McCoy talks about playing through pain
Sean Smith pulled down one of Michael Vick's two interceptions thrown Thursday. (AP)
Ten random observations on the Eagles’ 26-16 loss to Andy Reid and the Chiefs Thursday night at the Linc:
● The worst thing about the game wasn’t the sloppy play, the turnovers, the missed tackles. It was the way the defense, which played with a tremendous amount of intensity most of the night, just let the Chiefs drive down the field for a field goal late in the fourth quarter. After LeSean McCoy’s 41-yard touchdown run brought the Eagles back within seven points early, the Chiefs drove effortlessly from their own 5-yard line to the 20-yard line -- 15 plays, 75 yards, over 8:15 -- and made it a two-possession game on Ryan Succop’s 38-yard field goal. Just way too easy.
● Can’t say this enough: Somebody has to convince me that McCoy isn’t the best running back in the NFL. Here’s the coolest Shady stat ever: He already has five career fourth-quarter rushing touchdowns of 40 yards or more. Nobody else in NFL history -- not Walter Payton, not Jim Brown, not Barry Sanders -- has five. His 516 yards from scrimmage so far are 11th-most in NFL history after three weeks. I don’t hesitate to say that if he stays healthy -- and that was quite a scare he gave everybody Thursday night -- he’s going to have an all-time great NFL season.

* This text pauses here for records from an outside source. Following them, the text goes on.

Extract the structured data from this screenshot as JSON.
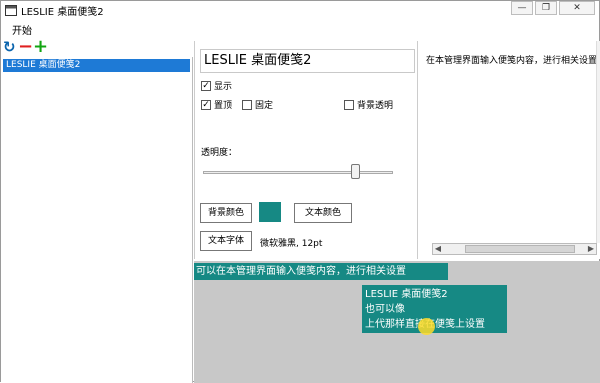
{
  "window": {
    "title": "LESLIE 桌面便笺2",
    "minimize": "—",
    "restore": "❐",
    "close": "✕"
  },
  "menu": {
    "start": "开始"
  },
  "toolbar": {
    "refresh_icon": "refresh-icon",
    "remove_icon": "minus-icon",
    "add_icon": "plus-icon"
  },
  "notes_list": {
    "items": [
      "LESLIE 桌面便笺2"
    ]
  },
  "settings": {
    "note_title": "LESLIE 桌面便笺2",
    "show_label": "显示",
    "show_checked": true,
    "top_label": "置顶",
    "top_checked": true,
    "fixed_label": "固定",
    "fixed_checked": false,
    "bg_transparent_label": "背景透明",
    "bg_transparent_checked": false,
    "opacity_label": "透明度：",
    "opacity_value": 0.8,
    "bg_color_button": "背景颜色",
    "bg_color": "#168984",
    "text_color_button": "文本颜色",
    "font_button": "文本字体",
    "font_value": "微软雅黑, 12pt"
  },
  "preview": {
    "text": "在本管理界面输入便笺内容，进行相关设置"
  },
  "desktop": {
    "banner_text": "可以在本管理界面输入便笺内容，进行相关设置",
    "note_lines": [
      "LESLIE 桌面便笺2",
      "也可以像",
      "上代那样直接在便笺上设置"
    ]
  }
}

● Big-time regression from Michael Vick Thursday night. Yeah, the Chiefs are by far the best defense he’s faced this year, but the mistakes he made were awfully discouraging. You’d like to think he was beyond the poor decisions that led to the two interceptions he threw (two more were negated by penalties, another was dropped) and the five sacks he took. But it wasn’t just the mistakes. Vick was really inaccurate, too, misfiring on some pretty routine throws. He finished 13 for 30 for 41 percent -- his second-lowest completion percentage as an Eagle. Without an efficient and productive Vick, the Eagles really have no chance.
● I thought maybe Riley Cooper was better than he’s shown so far. Right now, he looks like a third receiver. The dropoff from Jeremy Maclin to Cooper is huge.
● Can’t imagine why Vinny Curry couldn’t get on the field the first two weeks. He showed Thursday night what kind of player he was. In his first game of the year, the second-year defensive end was one of the Eagles’ most productive defensive players, with several pressures, his first career sack and another snap that forced a holding call. It’s not like Curry didn’t have a tremendous preseason. He did. The way he played Thursday night, his inactive days better be over.
● Alex Henery has now missed 46- and 48-yard field goals the last two games. They’re tough kicks, but if he doesn’t get his act together soon, the Eagles are going to have to start looking at kickers. Henery began the season as the second-most accurate kicker in NFL history, but I just don’t have a lot of confidence in him right now.
● I don’t know what options the Eagles have with the secondary, but this is tough to watch. It’s one thing getting ripped apart by Philip Rivers, but Alex Smith? He kept throwing high-percentage passes and the Chiefs kept taking advantage of missed tackles and blown coverages to get big yards. Patrick Chung was even worse than Nate Allen Thursday night. The Eagles still have to deal with Peyton Manning and Aaron Rodgers, as well as Eli Manning and Tony Romo twice, among others. On opening day, Leonard Hankerson had two touchdown catches. Last week, Eddie Royal had 90 receiving yards and three TDs. And Thursday night, Donnie Avery had 141 yards, his biggest game in five years. The Eagles are turning mediocore players into studs. And the tough part of the schedule is about to start.
● A couple disappointing games from Mychal Kendricks. He’s fast and athletic and is making some plays, but he’s also missing too many tackles right now. Way too many.
● Remember when we all thought the offensive line was a strength of this team? Sure didn’t look like it Thursday night. Far from it. The Chiefs have a tough, fast, athletic, physical defensive front, and they sure imposed their will on the Eagles’ O-line in this game. Five sacks, numerous big hits and Vick limping off the field with a minute left. Ugly.
● I wasn’t a big fan of retiring Donovan McNabb’s number. Not yet. Maybe in a few years. I know a very high percentage of Eagles fans are burned out on McNabb. Appreciate everything he did here, all the playoff wins, the 2004 NFC title, but they’ve also had enough of talking about him, hearing him, thinking about him. That said, I’ve got to give the fans at the Linc a tremendous amount of credit for the loud and prolonged ovation he received at halftime. It was richly deserved, and no doubt it robbed a lot of the national media of an easy “booing Donovan again” storyline. Great job, you guys.